- Work order -
Reading the data below, count the lines that carry the string "Introduction". Give nothing but the count.

[Data about app and page elements]
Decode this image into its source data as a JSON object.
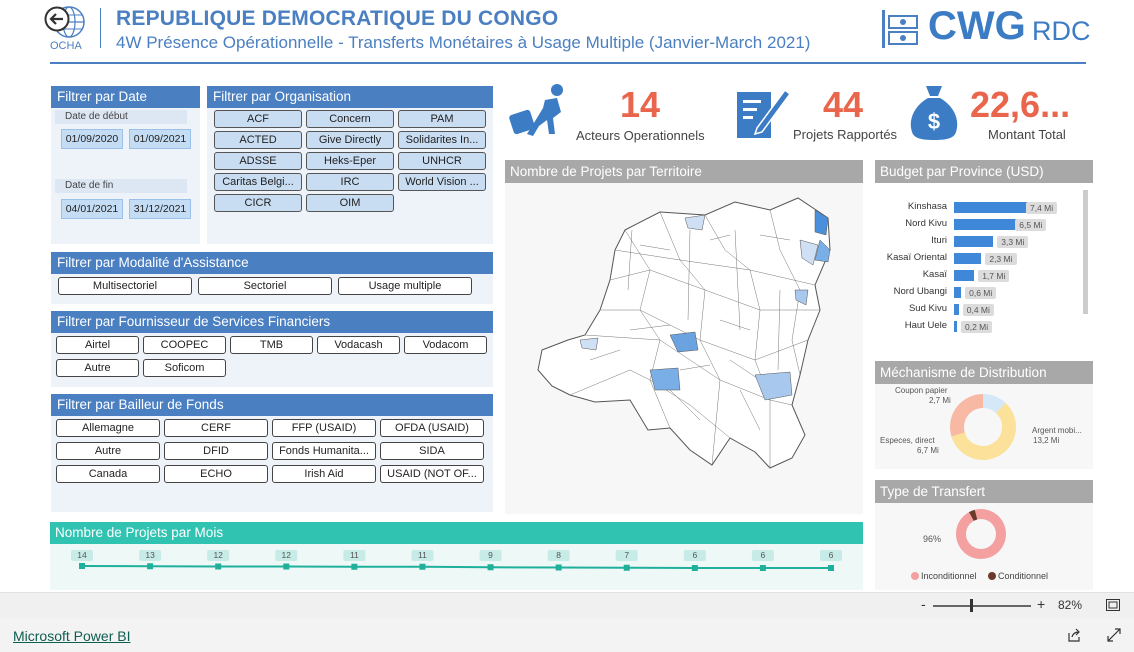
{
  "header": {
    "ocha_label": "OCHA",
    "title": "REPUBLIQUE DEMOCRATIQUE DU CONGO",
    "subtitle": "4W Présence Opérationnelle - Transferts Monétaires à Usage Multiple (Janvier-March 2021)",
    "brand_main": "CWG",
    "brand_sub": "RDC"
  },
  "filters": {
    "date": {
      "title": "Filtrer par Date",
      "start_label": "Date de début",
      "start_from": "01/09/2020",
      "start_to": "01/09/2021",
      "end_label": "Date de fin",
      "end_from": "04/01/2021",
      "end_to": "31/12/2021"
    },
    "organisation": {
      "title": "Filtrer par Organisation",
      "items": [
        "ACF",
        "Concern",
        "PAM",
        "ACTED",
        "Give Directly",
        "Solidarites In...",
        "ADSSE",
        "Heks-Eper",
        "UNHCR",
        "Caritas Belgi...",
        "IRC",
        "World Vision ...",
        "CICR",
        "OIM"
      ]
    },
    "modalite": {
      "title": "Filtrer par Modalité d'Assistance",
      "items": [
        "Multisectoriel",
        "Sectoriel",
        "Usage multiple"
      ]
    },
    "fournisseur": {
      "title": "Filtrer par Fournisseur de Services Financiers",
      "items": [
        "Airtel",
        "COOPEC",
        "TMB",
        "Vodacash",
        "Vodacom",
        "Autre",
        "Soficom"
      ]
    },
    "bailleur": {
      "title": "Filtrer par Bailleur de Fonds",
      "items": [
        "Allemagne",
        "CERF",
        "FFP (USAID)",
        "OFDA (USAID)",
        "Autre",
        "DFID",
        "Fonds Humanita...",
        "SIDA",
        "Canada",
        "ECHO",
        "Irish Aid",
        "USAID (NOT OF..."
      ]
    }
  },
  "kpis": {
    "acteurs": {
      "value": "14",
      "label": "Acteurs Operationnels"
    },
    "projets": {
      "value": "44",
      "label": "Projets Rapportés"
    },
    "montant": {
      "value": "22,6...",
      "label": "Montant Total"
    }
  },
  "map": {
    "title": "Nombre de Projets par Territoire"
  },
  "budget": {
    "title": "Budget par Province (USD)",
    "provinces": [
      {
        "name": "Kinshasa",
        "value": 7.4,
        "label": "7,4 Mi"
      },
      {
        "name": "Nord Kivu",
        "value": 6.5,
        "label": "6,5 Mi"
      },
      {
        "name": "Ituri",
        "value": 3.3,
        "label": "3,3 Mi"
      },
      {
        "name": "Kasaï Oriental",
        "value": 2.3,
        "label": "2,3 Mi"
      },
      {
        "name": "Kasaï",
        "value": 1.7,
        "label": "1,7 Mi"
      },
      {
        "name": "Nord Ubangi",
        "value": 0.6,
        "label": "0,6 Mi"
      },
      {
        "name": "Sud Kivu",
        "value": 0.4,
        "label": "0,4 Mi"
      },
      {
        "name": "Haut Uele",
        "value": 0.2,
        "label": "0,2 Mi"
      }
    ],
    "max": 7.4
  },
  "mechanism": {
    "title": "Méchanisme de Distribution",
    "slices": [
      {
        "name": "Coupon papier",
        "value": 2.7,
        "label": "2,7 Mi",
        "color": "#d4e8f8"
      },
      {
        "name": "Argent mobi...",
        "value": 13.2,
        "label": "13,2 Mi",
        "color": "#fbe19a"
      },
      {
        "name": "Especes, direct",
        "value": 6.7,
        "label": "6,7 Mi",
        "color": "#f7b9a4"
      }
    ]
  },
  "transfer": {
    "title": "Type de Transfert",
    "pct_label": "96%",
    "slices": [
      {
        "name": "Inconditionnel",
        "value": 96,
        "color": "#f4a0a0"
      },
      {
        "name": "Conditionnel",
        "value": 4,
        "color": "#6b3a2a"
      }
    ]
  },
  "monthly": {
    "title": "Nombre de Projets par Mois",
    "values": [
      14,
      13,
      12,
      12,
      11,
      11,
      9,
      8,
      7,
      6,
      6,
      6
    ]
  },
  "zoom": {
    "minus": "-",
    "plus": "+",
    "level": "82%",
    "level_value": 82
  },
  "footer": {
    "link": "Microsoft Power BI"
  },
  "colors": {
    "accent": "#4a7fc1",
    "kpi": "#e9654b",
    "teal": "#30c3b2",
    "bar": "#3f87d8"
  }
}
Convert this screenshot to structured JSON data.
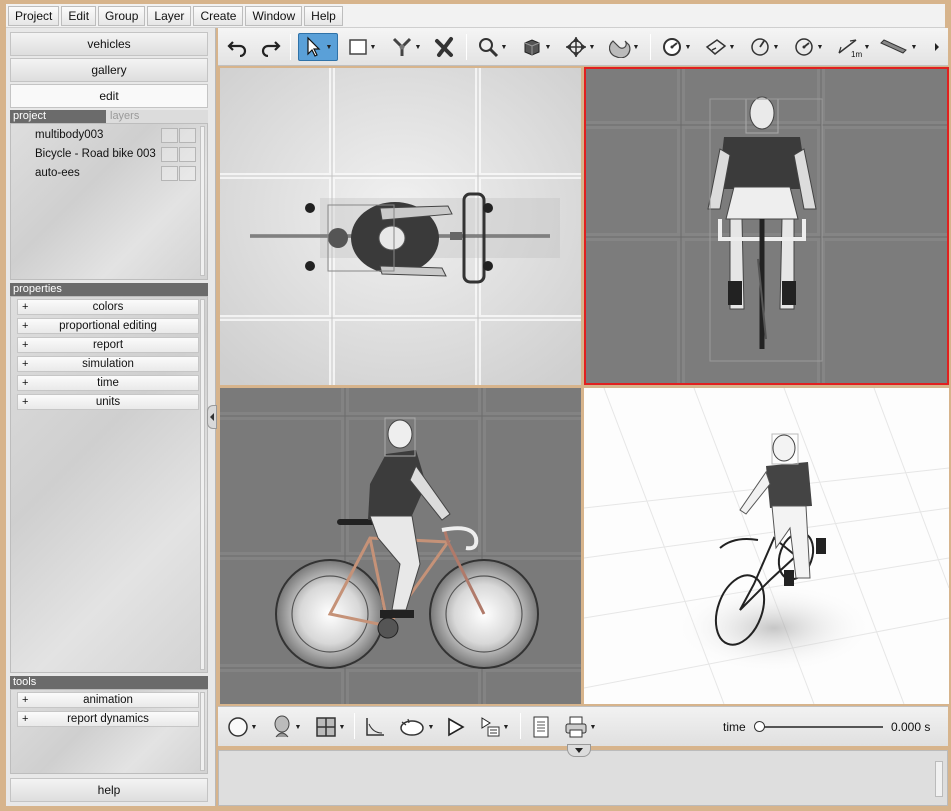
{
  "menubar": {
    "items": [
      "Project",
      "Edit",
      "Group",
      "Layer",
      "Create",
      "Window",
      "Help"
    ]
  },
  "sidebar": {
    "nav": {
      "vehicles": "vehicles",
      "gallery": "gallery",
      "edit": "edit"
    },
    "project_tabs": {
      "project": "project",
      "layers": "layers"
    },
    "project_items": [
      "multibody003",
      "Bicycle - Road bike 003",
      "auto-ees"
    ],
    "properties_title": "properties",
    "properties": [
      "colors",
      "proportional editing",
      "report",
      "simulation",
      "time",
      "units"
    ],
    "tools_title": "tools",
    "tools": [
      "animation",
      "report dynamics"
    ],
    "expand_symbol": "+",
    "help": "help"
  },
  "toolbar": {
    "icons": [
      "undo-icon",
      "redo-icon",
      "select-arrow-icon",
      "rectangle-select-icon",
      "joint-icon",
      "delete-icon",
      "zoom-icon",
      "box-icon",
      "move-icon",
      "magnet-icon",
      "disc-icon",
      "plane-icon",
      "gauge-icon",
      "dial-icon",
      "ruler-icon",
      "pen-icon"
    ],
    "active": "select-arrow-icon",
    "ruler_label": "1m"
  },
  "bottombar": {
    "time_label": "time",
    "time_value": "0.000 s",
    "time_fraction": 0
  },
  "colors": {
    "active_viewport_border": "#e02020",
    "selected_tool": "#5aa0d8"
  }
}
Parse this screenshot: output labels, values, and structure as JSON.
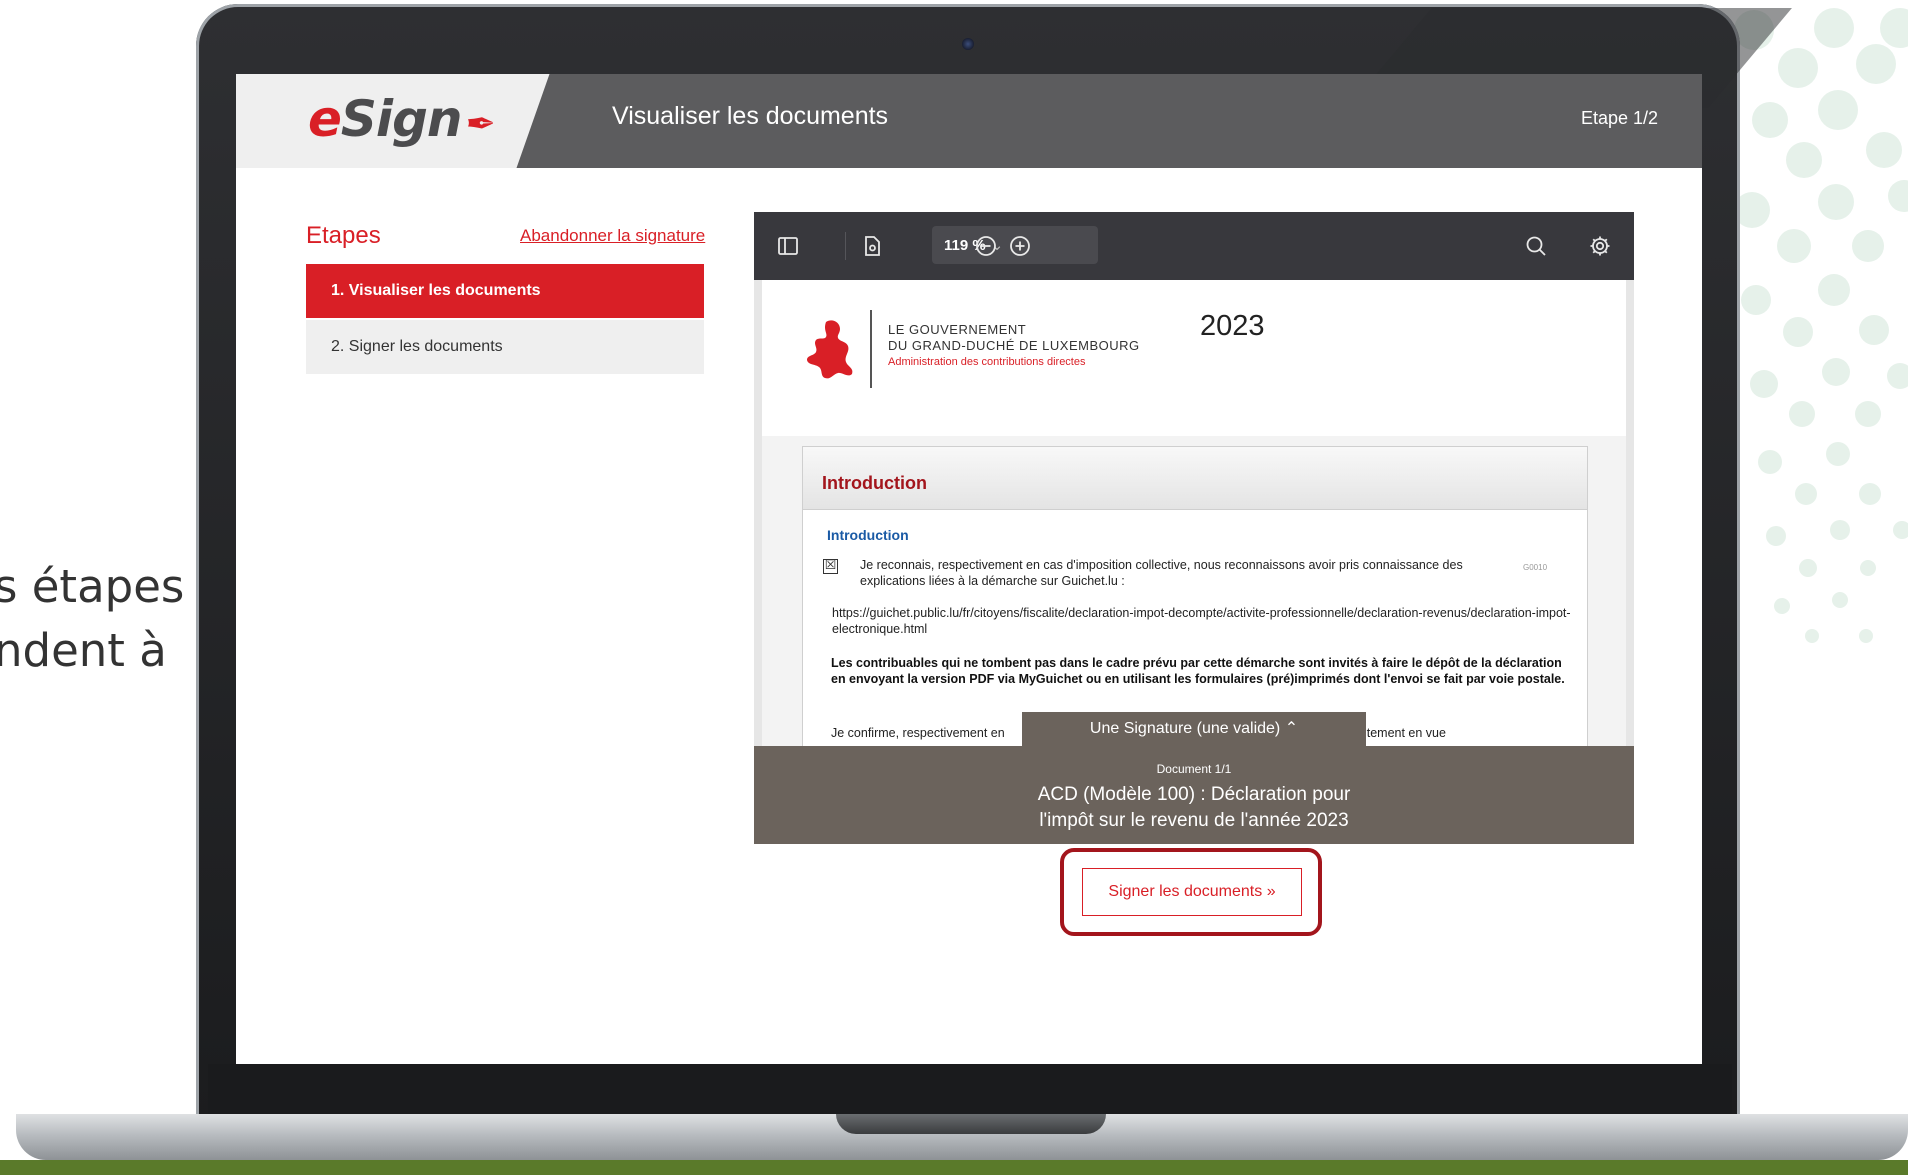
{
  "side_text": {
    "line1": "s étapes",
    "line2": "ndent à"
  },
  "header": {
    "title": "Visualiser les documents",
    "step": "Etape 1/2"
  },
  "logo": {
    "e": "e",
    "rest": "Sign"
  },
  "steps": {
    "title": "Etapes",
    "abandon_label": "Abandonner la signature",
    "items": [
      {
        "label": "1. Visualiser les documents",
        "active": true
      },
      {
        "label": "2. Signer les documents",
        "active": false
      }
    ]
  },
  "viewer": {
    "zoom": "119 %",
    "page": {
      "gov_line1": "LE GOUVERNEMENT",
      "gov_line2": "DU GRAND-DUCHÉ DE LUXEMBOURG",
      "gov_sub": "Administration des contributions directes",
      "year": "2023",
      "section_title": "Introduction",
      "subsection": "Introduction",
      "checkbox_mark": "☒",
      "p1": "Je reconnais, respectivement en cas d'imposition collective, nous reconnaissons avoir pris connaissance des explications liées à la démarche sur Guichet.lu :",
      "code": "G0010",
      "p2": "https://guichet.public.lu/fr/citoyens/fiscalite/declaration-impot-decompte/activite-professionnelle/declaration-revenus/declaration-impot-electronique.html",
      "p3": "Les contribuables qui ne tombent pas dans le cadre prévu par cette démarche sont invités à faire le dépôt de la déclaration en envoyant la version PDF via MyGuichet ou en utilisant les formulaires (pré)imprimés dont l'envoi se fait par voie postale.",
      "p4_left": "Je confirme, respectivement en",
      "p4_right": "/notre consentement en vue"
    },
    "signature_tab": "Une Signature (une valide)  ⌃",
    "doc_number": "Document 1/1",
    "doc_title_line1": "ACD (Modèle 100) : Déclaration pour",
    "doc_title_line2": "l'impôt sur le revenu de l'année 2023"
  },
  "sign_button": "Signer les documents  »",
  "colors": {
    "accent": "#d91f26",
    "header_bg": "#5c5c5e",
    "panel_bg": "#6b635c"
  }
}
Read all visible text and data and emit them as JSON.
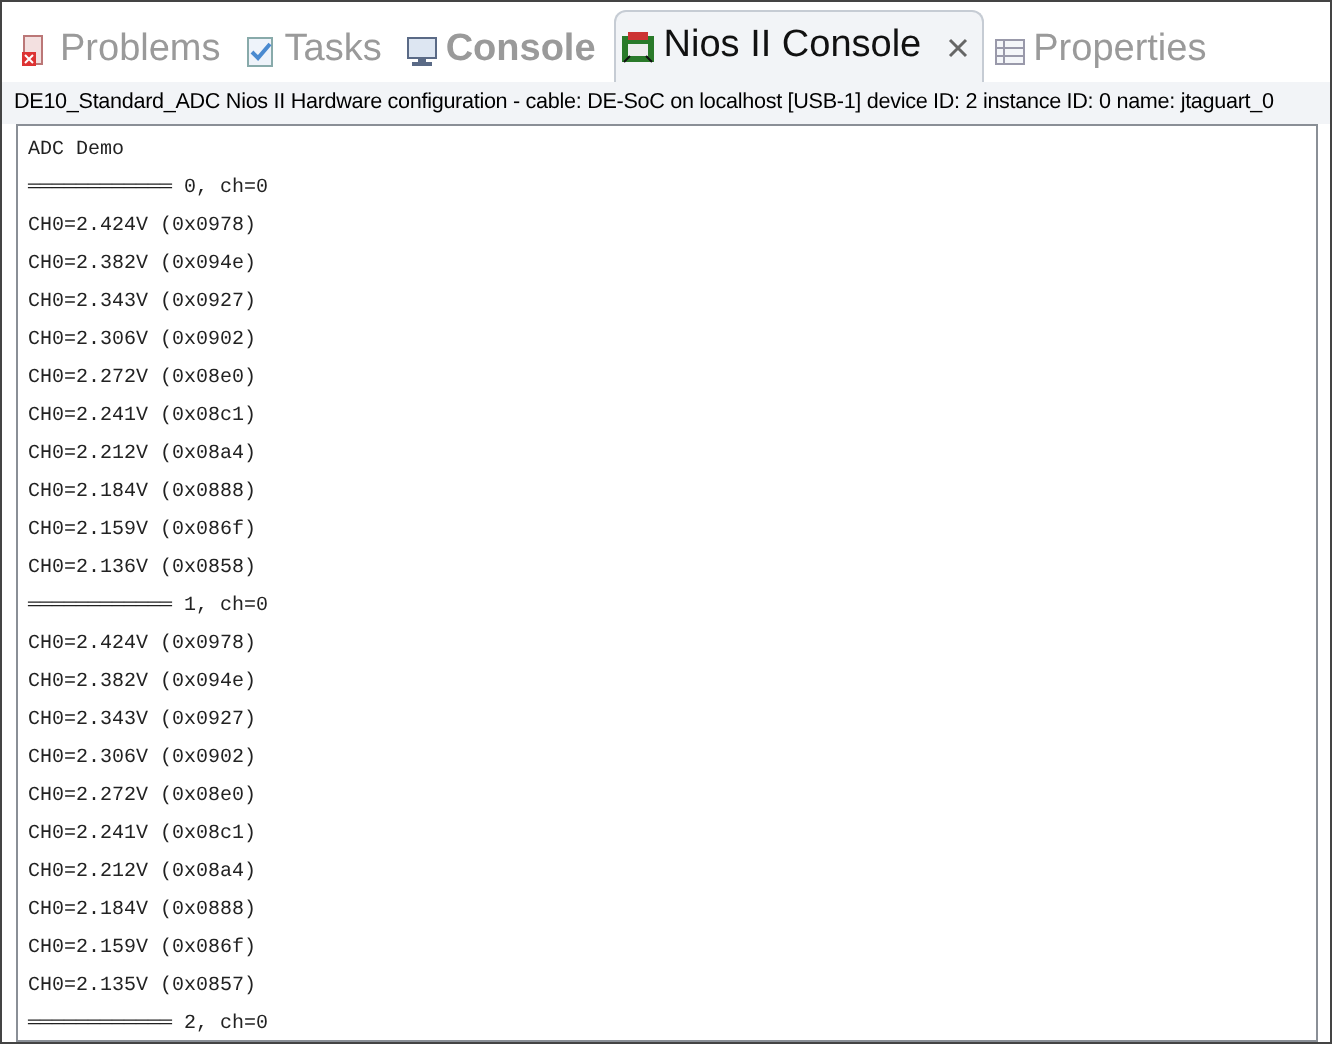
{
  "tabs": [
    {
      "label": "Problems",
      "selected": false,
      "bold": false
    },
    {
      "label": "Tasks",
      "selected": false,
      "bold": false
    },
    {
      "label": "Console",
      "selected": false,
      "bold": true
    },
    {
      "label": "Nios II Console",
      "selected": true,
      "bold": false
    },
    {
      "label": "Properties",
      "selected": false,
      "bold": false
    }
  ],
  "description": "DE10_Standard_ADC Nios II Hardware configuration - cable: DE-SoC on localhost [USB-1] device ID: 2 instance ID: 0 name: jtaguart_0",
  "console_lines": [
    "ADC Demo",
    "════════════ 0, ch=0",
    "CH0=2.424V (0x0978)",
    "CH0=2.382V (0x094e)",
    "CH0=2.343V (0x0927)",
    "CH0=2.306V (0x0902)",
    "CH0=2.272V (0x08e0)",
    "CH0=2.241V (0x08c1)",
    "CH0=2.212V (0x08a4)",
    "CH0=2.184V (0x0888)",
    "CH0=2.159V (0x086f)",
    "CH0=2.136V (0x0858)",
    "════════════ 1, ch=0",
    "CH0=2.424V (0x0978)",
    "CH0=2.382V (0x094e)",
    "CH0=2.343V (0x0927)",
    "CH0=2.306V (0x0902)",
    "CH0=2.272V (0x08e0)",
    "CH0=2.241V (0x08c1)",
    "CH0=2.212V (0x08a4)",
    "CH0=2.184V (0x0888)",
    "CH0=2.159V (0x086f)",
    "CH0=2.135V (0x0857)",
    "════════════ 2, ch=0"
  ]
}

- Solution -
2